HMS Montrose is nearing the end of a six-month deployment to  all the British overseas territories in the South Atlantic, following a season of anti-piracy action in the Indian Ocean.

Navy News has an impressive picture of the type-23 frigate approaching Gough Island, photographed from the air. See it on the Navy News website.

HMS Dauntless is due to take over the routine South Atlantic tour – though Argentina has interpreted the deployment of the Type 45 destroyer as military aggression.

HMS Montrose has already visited Ascension, St Helena, the Falklands, South Georgia and the South Sandwich Islands.

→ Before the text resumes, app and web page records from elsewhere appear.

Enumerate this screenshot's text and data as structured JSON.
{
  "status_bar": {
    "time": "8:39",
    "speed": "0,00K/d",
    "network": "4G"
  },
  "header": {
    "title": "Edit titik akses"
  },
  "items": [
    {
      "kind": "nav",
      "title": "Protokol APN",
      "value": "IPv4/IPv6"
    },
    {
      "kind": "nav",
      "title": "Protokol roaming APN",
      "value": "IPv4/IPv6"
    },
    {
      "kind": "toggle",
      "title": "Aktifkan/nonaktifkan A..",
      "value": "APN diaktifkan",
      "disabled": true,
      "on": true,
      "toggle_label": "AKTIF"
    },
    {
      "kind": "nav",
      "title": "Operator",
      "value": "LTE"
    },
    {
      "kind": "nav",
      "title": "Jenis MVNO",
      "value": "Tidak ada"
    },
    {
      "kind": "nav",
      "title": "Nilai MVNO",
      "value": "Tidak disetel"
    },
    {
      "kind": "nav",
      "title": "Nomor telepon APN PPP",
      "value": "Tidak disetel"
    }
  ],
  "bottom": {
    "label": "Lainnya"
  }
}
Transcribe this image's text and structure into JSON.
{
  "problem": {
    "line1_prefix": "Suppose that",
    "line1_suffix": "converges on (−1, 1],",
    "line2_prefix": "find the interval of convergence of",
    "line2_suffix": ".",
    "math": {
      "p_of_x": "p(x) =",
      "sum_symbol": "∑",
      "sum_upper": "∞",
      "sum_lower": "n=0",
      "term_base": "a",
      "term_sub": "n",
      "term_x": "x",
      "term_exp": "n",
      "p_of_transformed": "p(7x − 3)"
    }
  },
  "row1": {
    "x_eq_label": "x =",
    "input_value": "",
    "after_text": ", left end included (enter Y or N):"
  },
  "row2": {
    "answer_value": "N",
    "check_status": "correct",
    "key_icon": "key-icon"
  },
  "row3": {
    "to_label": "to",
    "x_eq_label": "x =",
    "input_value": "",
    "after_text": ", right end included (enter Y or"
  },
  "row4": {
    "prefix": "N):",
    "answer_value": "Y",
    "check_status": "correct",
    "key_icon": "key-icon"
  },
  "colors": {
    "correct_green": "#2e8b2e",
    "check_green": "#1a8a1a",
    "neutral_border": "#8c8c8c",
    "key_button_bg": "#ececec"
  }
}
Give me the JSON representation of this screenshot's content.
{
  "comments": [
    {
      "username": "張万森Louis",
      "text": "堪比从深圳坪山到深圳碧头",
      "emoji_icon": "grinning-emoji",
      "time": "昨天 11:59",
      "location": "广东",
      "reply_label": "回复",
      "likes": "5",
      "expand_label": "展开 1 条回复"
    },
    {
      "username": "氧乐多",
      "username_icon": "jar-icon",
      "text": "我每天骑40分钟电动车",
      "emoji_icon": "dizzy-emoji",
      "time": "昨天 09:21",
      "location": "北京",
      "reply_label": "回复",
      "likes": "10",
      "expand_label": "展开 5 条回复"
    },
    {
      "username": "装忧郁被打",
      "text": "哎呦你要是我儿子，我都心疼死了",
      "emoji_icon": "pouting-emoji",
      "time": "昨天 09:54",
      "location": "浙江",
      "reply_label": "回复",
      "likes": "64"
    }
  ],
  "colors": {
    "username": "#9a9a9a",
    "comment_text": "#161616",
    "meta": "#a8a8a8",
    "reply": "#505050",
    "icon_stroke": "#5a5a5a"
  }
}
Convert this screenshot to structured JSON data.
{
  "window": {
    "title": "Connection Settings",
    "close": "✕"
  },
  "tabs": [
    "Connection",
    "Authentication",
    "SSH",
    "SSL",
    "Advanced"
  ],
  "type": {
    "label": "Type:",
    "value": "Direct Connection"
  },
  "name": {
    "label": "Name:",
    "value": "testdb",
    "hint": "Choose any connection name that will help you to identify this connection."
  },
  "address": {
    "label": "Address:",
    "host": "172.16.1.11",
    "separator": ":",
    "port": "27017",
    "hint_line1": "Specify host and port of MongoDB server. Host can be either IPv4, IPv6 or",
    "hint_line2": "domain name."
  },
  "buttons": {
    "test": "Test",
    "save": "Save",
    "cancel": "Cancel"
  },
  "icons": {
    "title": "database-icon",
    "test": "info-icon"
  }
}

Its mission statement says: ‘The Atlantic Patrol Task (South) ship provides reassurance to UK overseas territories, Commonwealth countries and other friendly nations in the South Atlantic, and acts as a deterrent to potential aggressors who may wish to threaten UK nations, territory or interests.

‘The ship is responsible for maintaining British sovereignty of the Falkland Islands, including South Georgia and the South Sandwich Islands.’

A report from the ship for Navy News says HMS Montrose is thought to be the first Royal Navy vessel to visit Gough Island in the past decade.

The island, 230 miles from Tristan da Cunha, is a World Heritage Site, breeding ground for ‘almost the entire world population of Tristan albatross and Atlantic petrel – all of which were very much in evidence when Montrose launched her Lynx helicopter to conduct an airborne reconnaissance and fisheries patrol of the island’s waters.’

Gough – named after a Naval captain who visited in 1731 – is temporary home to six members of the South African Weather Service, and two staff of the Royal Society for the Protection of Birds.

Commander Jonathan Lett of HMS Montrose tells Navy News: ‘Just as with our visits to Ascension, St Helena, South Georgia and the South Sandwich Islands earlier in the deployment, it has been a real privilege to visit one of the most isolated British South Atlantic Overseas Territories as part of our mission in the region.’

On South Georgia, ship’s crew went ashore at Grytviken on December 16 and dealt with recent ordnance finds, including a two-inch mortar and two rifle grenades. See a spectacular picture here.

The ship sailed for the South Sandwich Islands the following day, patrolling down the remote island chain until prevented from going further south by ice.

HMS Montrose has a complement of 185 officers and ratings and is equipped with the latest weapons, sensors and communications systems, including the vertical-launch Sea Wolf missile system for close air defence, a 4.5-inch (114mm) gun, anti-submarine torpedoes, Harpoon anti-ship missiles and a Lynx helicopter.


HMS Montrose

Ice and explosives: South Georgia and the South Sandwich islands

HMS Montrose intercepts pirates – 2010

Flying dentist joins crew in South Atlantic

HMS Dauntless deployed to Falklands – BBC